TASK STATEMENT:
Return the data that follows exactly. Include every line.

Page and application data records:

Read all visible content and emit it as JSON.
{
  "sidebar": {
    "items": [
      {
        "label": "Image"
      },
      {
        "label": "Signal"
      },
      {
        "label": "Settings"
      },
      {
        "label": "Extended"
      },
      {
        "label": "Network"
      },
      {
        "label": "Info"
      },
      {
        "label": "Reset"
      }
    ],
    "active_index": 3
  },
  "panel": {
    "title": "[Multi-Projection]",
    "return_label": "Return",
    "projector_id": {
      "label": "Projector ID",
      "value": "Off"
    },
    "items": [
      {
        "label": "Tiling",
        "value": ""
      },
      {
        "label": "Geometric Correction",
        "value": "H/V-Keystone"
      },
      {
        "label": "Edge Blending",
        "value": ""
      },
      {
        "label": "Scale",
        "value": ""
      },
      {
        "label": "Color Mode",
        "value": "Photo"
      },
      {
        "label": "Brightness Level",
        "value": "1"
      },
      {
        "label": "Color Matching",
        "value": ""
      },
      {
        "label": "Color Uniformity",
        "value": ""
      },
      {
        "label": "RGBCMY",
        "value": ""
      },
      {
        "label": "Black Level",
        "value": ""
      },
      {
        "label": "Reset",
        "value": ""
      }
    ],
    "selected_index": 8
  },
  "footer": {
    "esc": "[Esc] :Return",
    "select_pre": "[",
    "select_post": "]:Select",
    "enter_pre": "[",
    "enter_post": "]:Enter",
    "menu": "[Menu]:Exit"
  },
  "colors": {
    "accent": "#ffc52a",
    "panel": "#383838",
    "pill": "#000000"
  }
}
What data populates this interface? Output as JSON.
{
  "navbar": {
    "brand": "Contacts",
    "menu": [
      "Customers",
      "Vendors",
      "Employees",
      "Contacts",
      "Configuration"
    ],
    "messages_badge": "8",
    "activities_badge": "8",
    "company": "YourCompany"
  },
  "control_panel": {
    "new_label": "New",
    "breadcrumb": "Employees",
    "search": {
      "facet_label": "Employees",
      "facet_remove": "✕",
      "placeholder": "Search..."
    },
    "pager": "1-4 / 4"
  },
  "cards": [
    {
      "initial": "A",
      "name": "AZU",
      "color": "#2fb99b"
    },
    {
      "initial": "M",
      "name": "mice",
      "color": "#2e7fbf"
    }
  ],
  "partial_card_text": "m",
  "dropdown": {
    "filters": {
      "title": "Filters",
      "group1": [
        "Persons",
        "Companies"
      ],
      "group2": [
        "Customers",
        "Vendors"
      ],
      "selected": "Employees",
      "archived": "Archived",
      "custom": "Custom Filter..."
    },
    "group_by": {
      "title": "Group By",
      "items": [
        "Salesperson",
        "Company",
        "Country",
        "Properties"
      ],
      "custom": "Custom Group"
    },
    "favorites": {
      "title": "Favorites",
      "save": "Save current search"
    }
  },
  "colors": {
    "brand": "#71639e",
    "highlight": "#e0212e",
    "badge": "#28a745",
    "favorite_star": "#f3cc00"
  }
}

YOUR SOLUTION:
Read all visible content and emit it as JSON.
{
  "sidebar": {
    "items": [
      {
        "label": "Image"
      },
      {
        "label": "Signal"
      },
      {
        "label": "Settings"
      },
      {
        "label": "Extended"
      },
      {
        "label": "Network"
      },
      {
        "label": "Info"
      },
      {
        "label": "Reset"
      }
    ],
    "active_index": 3
  },
  "panel": {
    "title": "[Multi-Projection]",
    "return_label": "Return",
    "projector_id": {
      "label": "Projector ID",
      "value": "Off"
    },
    "items": [
      {
        "label": "Tiling",
        "value": ""
      },
      {
        "label": "Geometric Correction",
        "value": "H/V-Keystone"
      },
      {
        "label": "Edge Blending",
        "value": ""
      },
      {
        "label": "Scale",
        "value": ""
      },
      {
        "label": "Color Mode",
        "value": "Photo"
      },
      {
        "label": "Brightness Level",
        "value": "1"
      },
      {
        "label": "Color Matching",
        "value": ""
      },
      {
        "label": "Color Uniformity",
        "value": ""
      },
      {
        "label": "RGBCMY",
        "value": ""
      },
      {
        "label": "Black Level",
        "value": ""
      },
      {
        "label": "Reset",
        "value": ""
      }
    ],
    "selected_index": 8
  },
  "footer": {
    "esc": "[Esc] :Return",
    "select_pre": "[",
    "select_post": "]:Select",
    "enter_pre": "[",
    "enter_post": "]:Enter",
    "menu": "[Menu]:Exit"
  },
  "colors": {
    "accent": "#ffc52a",
    "panel": "#383838",
    "pill": "#000000"
  }
}
What data populates this interface? Output as JSON.
{
  "navbar": {
    "brand": "Contacts",
    "menu": [
      "Customers",
      "Vendors",
      "Employees",
      "Contacts",
      "Configuration"
    ],
    "messages_badge": "8",
    "activities_badge": "8",
    "company": "YourCompany"
  },
  "control_panel": {
    "new_label": "New",
    "breadcrumb": "Employees",
    "search": {
      "facet_label": "Employees",
      "facet_remove": "✕",
      "placeholder": "Search..."
    },
    "pager": "1-4 / 4"
  },
  "cards": [
    {
      "initial": "A",
      "name": "AZU",
      "color": "#2fb99b"
    },
    {
      "initial": "M",
      "name": "mice",
      "color": "#2e7fbf"
    }
  ],
  "partial_card_text": "m",
  "dropdown": {
    "filters": {
      "title": "Filters",
      "group1": [
        "Persons",
        "Companies"
      ],
      "group2": [
        "Customers",
        "Vendors"
      ],
      "selected": "Employees",
      "archived": "Archived",
      "custom": "Custom Filter..."
    },
    "group_by": {
      "title": "Group By",
      "items": [
        "Salesperson",
        "Company",
        "Country",
        "Properties"
      ],
      "custom": "Custom Group"
    },
    "favorites": {
      "title": "Favorites",
      "save": "Save current search"
    }
  },
  "colors": {
    "brand": "#71639e",
    "highlight": "#e0212e",
    "badge": "#28a745",
    "favorite_star": "#f3cc00"
  }
}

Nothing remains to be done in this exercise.